Site Submission: Once you’re satisfied that you’ve improved your client’s site page rank sufficiently, you may wish to submit your site officially to search engines.  As of 2012 it may be less necessary, however, there is no reason to tempt fate!  Also if a site is going live for the first time, we should definitely submit the site to Google for indexing:

The first page you will submit, and the most important page to target will be your index or default homepage.

For best results, this page should not have any redirects (automatic redirection to a different site) , dynamic linking (ampersands, question marks, etc. in the link) or Flash on it.

To submit your site to Bing, you will likely need to sign up for their webmaster tools first.  Here’s the link to Site Submission for Bing

Remember that Search engines penalize for frequent submission, automated submission, or re-submission of sites with no content changes.

Each engine is different, and each must be researched for each submission! This is one reason for keeping an accurate log of your submissions.

On a redesign, it is not the design that must change here, but the words, especially the content and possibly the keyphrases.

Changing and adding quality content is key to success, both for the robots and the humans involved, so don't let your site sit stagnant.

Keep diligent track of the dates, methods, changes, etc. of submissions you have sent. Track your traffic, both before and after submission. Check your traffic as you submit to more engines.


After Submission: Once the site has been submitted, you can watch the server log files and do test searches to see where the site pages rank after the submission.  Be sure to store PDFs of the search pages and print and highlight where the search results are now and compare.  This process may take a week (or weeks) as no search engine guarantees how soon (or if) a site will be indexed!

Link Promotion: Another effective tactic for generating traffic and getting more highly placed is to have as many inbound links to your site from other highly ranked sites.  Link Promotion is the process of getting your site linked by as many quality sites as possible.  
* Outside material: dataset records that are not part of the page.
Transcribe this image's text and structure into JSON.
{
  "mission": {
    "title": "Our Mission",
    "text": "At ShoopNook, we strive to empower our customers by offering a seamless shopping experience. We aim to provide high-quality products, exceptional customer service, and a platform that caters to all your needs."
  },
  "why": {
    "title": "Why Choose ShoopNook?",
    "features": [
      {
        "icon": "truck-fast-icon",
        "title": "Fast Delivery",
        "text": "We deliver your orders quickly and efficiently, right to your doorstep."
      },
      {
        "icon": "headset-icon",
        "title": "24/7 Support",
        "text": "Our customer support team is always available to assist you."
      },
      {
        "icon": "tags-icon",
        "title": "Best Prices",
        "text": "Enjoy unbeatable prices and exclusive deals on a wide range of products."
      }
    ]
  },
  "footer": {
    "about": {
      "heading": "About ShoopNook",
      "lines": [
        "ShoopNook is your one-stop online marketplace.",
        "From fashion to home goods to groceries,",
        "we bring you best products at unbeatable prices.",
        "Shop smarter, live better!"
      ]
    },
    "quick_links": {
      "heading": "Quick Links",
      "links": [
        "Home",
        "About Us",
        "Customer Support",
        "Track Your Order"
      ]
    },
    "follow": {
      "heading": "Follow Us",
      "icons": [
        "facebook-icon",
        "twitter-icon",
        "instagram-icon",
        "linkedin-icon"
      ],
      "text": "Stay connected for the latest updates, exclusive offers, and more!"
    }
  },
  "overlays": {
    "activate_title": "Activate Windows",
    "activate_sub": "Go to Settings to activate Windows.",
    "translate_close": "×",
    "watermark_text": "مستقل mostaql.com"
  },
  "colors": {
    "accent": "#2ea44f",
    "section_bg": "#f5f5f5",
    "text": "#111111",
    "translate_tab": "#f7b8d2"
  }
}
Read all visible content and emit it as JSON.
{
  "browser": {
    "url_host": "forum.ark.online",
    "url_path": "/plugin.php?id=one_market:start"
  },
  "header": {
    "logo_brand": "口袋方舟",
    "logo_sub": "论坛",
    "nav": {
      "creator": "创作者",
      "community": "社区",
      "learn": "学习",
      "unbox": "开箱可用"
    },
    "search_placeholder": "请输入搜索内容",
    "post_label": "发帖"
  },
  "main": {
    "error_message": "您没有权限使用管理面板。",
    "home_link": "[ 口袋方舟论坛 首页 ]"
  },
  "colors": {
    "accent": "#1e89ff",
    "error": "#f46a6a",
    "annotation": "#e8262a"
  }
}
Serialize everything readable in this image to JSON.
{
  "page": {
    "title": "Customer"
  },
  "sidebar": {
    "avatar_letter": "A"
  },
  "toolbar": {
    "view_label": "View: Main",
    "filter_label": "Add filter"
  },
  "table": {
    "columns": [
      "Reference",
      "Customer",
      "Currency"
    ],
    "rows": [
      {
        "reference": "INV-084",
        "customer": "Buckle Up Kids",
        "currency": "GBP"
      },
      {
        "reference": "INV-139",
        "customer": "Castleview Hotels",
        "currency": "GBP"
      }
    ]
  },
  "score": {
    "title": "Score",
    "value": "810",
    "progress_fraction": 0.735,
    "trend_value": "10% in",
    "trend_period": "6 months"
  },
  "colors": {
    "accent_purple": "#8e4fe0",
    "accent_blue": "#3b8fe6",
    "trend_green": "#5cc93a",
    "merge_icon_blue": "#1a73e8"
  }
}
Search for, and send thoughtful emails to webmasters whose sites complement yours, and invite them to trade links (link to each other’s sites)

Having a site linked by quality sites is the newest way Google and other search engines are ranking the quality of sites for it’s customers.  Here’s how this works: PageRank

Keep It Organic: Executing the SEO tactics on this page focus on what is simple and honest.  As such it has been deemed organic search engine optimization, which is in contrast to pay per click and other techniques that may gain greater but also potentially temporary results.  Leave such tactics to the professional SEO specialists!

Stay Informed: SEO is a complicated and ever changing process. It is difficult to keep on top of, and many sites opt to hire a specialist. Even if that is the eventual choice, knowing about the process will help you select the proper firm to hire, as there are many questionable and harmful practices. The damage done by improper submission can take years to correct!

SEO Per Google: View the following for a great overview of Search Engine Optimization from Google's point of view: Google SEO Starter Guide (Links to an external site.)Links to an external site.

SEO Presentation Slides: Here’s a link to our SEO Presentation Slides

Original SEO Page: Sara & Bill have more detailed info on an original SEO page